16 April 1929, Leesburg, Georgia, USA, d. 20 July 1969, New Rochelle, New York, USA. Hamiltons booming baritone voice made him a 50s hitmaker singing gospel-flavoured pop songs. In the late 40s Hamilton honed his singing skills in a church choir and as a member of its offshoot quartet, the Searchlight Singers. He won a talent contest at the Apollo Theatre in 1947, but it was not until 1953 that he was discovered singing in a New Jersey club by Bill Cook, an influential local disc jockey who became the singers manager. Hamiltons very first record for Columbia Records subsidiary Epic, Youll Never Walk Alone, became an R&B number 1 and national US Top 30 hit in 1954, and it shot Hamilton to fame (the song would also later become a UK hit for Gerry And The Pacemakers in 1963). There followed for Hamilton a long string of singles that reached both R&B and pop audiences, notably If I Loved You, Ebb Tide and Hurt (all three 1954), and Unchained Melody (an R&B number 1, 1955). Hamiltons songbook was built from the most popular entertainments of the day; Youll Never Walk Alone and If I Loved You were two Rodgers And Hammerstein songs taken from their musical Carousel, and Unchained Melody came from a Warner Brothers film, Unchained. Hamilton retired during 1956-58 owing to exhaustion, but when he came back he had adopted the harder gospel sound of his youth to compete with rock n roll and the emerging soul sound. Best reflecting the change in style were the singles Dont Let Go (1958) and his last hit record, You Can Have Her (1961), plus the album Mr. Rock And Soul in 1962. The Epic label treated Hamilton as a major pop star and issued 16 albums by the artist. During the mid-60s, his career sank while recording with MGM Records and then RCA Records, and he died not long after suffering a stroke in 1969.

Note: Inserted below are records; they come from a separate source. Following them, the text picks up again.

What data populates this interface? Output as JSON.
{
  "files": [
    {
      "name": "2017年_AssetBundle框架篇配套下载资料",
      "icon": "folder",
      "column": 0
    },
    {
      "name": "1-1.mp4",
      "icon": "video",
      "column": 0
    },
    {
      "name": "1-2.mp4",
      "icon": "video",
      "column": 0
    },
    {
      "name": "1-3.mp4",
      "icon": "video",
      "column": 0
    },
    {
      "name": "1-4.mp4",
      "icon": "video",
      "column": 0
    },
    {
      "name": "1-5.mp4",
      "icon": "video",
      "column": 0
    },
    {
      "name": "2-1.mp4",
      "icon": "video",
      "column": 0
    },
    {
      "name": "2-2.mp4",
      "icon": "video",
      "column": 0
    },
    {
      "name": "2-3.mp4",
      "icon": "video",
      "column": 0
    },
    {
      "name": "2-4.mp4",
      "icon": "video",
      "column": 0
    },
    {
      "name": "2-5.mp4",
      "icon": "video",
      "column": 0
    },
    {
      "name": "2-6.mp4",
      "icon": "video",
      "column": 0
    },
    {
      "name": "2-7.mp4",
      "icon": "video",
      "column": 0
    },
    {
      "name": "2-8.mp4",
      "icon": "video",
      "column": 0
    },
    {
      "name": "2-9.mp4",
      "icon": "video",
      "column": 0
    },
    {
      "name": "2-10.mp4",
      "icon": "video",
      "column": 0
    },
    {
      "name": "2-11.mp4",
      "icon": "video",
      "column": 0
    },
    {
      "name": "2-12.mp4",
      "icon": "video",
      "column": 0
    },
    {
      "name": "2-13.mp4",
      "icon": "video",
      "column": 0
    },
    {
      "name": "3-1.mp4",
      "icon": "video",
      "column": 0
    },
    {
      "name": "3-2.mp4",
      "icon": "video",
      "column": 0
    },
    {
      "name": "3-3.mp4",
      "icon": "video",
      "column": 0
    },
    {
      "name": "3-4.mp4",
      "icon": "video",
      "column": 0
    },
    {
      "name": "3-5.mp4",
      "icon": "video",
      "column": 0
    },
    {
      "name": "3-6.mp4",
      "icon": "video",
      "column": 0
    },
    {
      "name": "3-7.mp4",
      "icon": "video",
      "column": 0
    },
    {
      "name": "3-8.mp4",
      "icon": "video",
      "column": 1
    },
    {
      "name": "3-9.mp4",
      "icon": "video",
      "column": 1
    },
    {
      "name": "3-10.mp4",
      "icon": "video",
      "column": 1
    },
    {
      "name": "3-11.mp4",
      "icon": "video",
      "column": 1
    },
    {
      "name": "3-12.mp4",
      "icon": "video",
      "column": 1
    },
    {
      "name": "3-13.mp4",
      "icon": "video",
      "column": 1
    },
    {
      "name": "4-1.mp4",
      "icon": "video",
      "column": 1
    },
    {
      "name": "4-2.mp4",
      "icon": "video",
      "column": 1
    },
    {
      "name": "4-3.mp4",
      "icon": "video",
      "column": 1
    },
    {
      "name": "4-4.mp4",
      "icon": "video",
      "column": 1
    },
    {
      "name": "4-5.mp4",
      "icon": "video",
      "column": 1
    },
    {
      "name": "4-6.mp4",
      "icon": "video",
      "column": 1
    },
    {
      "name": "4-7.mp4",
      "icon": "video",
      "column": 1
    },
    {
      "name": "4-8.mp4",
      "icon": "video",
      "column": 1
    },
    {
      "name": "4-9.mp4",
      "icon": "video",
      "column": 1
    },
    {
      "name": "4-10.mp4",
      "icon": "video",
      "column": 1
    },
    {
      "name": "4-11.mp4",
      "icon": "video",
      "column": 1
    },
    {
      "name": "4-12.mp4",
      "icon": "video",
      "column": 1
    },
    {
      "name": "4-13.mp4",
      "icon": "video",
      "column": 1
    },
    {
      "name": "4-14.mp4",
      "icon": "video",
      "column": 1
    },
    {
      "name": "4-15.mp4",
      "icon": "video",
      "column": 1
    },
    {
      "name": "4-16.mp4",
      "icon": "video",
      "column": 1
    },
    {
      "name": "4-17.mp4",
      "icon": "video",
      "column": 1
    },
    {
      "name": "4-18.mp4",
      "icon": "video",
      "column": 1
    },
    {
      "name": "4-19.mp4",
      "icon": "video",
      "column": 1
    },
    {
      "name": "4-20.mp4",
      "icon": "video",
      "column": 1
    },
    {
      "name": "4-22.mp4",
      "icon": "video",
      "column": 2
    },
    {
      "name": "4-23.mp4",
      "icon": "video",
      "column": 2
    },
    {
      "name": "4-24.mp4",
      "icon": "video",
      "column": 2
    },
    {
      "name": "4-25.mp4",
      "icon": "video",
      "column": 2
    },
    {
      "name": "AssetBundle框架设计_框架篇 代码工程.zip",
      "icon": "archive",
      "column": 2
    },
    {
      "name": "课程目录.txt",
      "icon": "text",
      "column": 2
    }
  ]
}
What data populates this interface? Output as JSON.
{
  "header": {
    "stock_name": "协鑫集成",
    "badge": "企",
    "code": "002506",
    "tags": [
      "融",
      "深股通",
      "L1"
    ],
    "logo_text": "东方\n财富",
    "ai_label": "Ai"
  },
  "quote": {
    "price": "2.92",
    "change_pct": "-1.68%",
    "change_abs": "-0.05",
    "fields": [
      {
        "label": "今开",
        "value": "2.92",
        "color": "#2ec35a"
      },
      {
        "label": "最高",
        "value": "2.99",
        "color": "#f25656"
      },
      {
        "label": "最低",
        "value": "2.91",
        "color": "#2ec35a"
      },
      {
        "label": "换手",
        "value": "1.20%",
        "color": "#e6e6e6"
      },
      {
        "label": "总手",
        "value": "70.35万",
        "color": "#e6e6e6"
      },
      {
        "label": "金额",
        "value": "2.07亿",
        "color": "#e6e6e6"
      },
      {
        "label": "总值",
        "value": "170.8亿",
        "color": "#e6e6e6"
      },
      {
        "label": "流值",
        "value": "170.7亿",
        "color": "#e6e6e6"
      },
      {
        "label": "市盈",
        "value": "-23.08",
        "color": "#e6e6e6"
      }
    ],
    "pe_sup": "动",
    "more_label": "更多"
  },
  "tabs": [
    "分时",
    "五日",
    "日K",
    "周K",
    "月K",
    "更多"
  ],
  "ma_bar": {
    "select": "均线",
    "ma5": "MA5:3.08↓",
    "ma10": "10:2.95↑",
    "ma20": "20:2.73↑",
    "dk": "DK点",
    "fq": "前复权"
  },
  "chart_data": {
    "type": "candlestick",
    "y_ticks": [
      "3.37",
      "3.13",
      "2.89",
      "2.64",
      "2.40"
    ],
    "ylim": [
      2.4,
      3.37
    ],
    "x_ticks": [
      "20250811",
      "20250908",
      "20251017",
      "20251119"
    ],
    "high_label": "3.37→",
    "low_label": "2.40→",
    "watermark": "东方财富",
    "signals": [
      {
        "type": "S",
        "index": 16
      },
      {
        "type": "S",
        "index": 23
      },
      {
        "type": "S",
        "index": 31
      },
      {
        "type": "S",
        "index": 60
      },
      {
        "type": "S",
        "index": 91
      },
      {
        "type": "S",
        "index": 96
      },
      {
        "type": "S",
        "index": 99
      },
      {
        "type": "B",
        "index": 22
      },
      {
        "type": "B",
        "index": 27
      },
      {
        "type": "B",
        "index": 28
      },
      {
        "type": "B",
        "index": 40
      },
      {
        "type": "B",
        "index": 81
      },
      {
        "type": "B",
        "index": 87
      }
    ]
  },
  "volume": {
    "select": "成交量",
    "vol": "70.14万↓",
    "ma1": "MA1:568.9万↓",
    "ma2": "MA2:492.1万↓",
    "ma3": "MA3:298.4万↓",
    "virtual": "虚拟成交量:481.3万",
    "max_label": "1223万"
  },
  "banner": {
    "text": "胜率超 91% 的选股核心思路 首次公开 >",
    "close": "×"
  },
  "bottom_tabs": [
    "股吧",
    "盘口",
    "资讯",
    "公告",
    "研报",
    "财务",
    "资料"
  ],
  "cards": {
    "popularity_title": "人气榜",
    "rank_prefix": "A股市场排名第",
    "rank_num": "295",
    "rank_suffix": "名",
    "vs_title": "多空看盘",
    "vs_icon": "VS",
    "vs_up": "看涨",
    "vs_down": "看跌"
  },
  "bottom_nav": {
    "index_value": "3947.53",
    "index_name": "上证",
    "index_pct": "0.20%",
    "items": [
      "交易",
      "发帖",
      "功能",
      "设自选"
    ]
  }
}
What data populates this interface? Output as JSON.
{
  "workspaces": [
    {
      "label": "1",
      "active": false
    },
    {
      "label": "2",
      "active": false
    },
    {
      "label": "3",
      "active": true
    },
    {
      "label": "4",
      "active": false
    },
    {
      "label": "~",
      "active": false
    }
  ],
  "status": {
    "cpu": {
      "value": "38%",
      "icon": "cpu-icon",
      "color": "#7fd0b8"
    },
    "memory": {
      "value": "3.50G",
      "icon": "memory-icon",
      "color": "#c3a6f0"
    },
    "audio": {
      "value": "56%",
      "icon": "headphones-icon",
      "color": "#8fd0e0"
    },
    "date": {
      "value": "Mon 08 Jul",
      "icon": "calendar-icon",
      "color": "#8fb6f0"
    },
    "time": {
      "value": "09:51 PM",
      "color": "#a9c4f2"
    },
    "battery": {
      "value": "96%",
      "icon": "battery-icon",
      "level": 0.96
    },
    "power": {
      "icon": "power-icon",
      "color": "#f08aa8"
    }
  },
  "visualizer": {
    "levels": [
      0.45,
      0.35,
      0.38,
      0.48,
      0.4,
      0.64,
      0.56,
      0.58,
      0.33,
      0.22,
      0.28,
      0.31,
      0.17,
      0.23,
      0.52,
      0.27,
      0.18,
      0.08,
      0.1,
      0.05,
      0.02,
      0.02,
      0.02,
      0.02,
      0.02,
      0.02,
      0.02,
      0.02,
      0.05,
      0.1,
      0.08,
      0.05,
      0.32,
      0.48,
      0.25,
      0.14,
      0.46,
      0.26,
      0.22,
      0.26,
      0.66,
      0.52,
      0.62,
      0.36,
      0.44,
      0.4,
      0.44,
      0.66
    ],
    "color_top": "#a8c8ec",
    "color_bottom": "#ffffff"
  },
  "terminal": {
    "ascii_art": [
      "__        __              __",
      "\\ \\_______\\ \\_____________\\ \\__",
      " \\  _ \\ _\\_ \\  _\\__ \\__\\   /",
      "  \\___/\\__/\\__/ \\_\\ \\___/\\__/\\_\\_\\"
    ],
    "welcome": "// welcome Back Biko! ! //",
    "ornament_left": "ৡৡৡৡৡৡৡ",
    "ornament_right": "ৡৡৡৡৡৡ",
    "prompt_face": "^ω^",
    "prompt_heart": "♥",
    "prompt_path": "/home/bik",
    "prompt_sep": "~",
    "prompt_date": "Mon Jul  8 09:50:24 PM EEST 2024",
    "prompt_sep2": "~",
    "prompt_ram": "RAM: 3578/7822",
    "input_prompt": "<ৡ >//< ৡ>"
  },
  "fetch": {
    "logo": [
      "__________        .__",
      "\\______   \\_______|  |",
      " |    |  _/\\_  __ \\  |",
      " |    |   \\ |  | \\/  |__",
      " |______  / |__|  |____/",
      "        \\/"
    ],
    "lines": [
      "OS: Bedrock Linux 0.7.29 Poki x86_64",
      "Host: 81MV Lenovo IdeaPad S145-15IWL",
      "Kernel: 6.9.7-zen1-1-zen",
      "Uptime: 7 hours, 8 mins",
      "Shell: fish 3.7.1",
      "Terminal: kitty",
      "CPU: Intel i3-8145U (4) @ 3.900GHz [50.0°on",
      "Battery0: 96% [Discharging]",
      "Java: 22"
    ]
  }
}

Source: The Encyclopedia of Popular Music by Colin Larkin. Licensed from Muze.